This oval track is about 2300m in circumference with a cambered home turn and a 550m straight which includes an uphill run to the finishing post. There are inner andf outer tracks which share common back straights and turns; the difference is the outer track joins the 1200m straight course while the inner track has its own finishing straight. The 1200m straight course starts off downhill before the horses must tackle the uphill run to the line. The Golden Horse Casino is attached to the main grandstand. The operation is not far from the city centre of Pietermaritzburg, which lies about an hour’s drive from Durban.

Direction of racing: Clockwise (Right-handed)
Number of grade 1 races: 4
Best races: Sun Sprint, SA Fillies Sprint, Gold Medallion

Tips for punters: If you are winning big at the track, maybe go easy at the casino! The straight course can be quirky but because of the camber any races most horses get their chance in races around the turn, although there is a slight advantage to drawing an inside barrier.

Vaal Racecourse

Location: Vereeniging, Gauteng

There are two turf tracks at Vaal, the outer Vaal Turf and the inner Vaal Classic, which was formerly a sand track but was converted to turf in 2015. Vaal Turf has a circumference of about 3000m, with two 1000m straights connected by sharp bends. The 1000m finishing straight is the longest in the country and Vaal also has South Africa’s only 1600m straight course. All races up to a mile are straight races. The Vaal Classic, which has a circumference of 2800m, can cater to 1000m straight races, but the 1200m start is in the middle of the turn.

Direction of racing: Clockwise (Right-handed)
Number of grade 1 races: 0
Best races: Spook Express Handicap

Tips for punters: In straight races at Vaal, outside draws can be an advantage especially when the going is rain-affected. Barrier draws are of little consequence in races around the turns, except those on the Vaal Classic course over 1200m and 1400m when it helps to be drawn inside.


List of South African group 1 races

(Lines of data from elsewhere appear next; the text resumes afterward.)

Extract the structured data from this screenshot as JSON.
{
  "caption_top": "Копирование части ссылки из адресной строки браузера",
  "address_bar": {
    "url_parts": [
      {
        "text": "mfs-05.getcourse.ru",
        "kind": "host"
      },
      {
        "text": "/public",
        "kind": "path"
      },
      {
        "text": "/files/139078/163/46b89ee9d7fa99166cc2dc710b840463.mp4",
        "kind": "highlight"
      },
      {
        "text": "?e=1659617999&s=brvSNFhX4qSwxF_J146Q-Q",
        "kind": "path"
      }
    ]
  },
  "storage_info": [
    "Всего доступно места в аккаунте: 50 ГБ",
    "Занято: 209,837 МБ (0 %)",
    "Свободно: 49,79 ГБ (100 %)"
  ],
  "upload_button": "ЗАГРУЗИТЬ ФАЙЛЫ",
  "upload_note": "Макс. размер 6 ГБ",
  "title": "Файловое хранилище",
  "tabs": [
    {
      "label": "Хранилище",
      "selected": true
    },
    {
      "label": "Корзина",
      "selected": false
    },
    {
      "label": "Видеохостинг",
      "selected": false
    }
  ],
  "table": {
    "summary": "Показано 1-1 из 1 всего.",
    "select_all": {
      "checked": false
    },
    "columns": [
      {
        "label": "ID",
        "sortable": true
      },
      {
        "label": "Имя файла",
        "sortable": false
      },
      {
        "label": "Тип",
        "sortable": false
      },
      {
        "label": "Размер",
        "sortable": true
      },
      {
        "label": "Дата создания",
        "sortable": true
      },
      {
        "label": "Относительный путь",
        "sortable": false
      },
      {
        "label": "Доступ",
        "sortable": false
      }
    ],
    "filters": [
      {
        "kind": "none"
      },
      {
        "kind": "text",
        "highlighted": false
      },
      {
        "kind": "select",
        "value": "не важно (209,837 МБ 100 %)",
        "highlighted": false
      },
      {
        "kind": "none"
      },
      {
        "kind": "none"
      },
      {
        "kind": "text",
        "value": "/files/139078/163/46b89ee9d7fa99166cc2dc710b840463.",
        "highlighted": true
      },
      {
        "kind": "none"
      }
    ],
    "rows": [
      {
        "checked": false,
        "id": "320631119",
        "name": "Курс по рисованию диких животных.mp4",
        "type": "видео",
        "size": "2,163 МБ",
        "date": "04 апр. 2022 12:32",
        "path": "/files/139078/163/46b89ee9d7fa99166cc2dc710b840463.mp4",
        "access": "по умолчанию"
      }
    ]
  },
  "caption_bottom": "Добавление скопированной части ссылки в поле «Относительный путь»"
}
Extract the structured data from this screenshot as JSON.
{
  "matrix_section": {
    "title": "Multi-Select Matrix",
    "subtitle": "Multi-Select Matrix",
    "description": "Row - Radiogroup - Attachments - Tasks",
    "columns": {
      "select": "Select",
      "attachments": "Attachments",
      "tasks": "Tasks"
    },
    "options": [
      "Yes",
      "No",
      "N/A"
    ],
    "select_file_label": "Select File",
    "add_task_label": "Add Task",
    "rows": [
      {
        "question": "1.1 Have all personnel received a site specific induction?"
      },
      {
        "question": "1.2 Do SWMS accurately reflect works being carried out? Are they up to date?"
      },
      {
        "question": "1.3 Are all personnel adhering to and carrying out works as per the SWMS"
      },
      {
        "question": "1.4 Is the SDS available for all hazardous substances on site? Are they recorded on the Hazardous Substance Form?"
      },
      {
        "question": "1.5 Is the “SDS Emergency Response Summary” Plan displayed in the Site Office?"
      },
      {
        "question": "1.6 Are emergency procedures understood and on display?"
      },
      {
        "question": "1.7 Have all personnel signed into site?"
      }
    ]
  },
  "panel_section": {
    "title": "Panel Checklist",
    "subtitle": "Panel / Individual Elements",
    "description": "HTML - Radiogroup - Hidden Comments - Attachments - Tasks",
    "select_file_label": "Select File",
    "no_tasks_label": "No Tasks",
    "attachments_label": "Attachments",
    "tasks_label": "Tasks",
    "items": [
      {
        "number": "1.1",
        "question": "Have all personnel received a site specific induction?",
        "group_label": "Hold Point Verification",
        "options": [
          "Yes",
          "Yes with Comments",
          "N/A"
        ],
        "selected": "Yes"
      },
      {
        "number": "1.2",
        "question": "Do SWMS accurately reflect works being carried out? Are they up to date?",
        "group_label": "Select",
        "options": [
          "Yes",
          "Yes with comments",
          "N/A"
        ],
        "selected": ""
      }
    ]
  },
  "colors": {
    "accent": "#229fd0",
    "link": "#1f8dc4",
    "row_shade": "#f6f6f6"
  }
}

Race Month* Age/sex Distance (metres) Prizemoney Track
Gauteng Summer Cup December All horses 2000m R2,000,000 Turffontein
Cape Guineas December Three-year-olds 1600m R1,000,000 Kenilworth
Cape Fillies Guineas December Three-tear-olds 1600m R1,000,000 Kenilworth
Queens Plate January All horses WFA 1600m R1,500,000 Kenilworth
Paddock Stakes January Fillies, mares WFA 1800m R1,000,000 Kenilworth
Sun Met January All horses WFA 2000m R5,000,000 Kenilworth
Cape Flying Championship January All horses WFA 1000m R 1,000,000 Kenilworth
Majorca Stakes January Fillies, mares WFA 1600m R1,000,000 Kenilworth
Cape Derby January Three-year-olds 2000m R1,000,000 Kenilworth
South African Classic March Three-year-olds 1800m R2,000,000 Turffontein
Horse Chestnut Stakes March All horses WFA 1600m R1,000,000 Turffontein
South African Fillies Classic March Three-year-old fillies 1800m R1,000,000 Turffontein
Empress Club Stakes April Fillies, mares WFA 1600m R1,000,000 Turffontein
Premier’s Champions Challenge April All horses 2000m R4,000,000 Turffontein
South African Derby April Three-year-olds 2450m R2,000,000 Turffontein
Computaform Sprint April All horses WFA 1000m R1,000,000 Turffontein
Tsogo Sun Sprint May All horses 1200m R1,000,000 Scottsville
City Of Pietermaritzburg Fillies Sprint May Fillies, mares WFA 1200m R750,000 Scottsville
Gold Medallion May Two-year-olds 1200m R750,000 Scottsville
Allan Robertson Championship May Two-year-old fillies 1200m R750,000 Scottsville
Daily News 2000 June Three-year-olds 2000m R2,000,000 Greyville
Woolavington 2000 June Three-year-old fillies 2000m R1,000,000 Greyville
Gold Challenge June All horses WFA 1600m R1,000,000 Greyville
Durban July July All horses 2200m R4,250,000 Greyville
Garden Province Stakes July Fillies, mares WFA 1600m R1,000,000 Greyville
Champions Cup July All horses WFA 1800m R1,000,000 Greyville
Mercury Sprint July All horses WFA 1200m R1,000,000 Greyville
Premiers Champion Stakes July Two-year-olds 1600m R750,000 Greyville
Thekwini Stakes July Two-year-old fillies 1600m R750,000 Greyville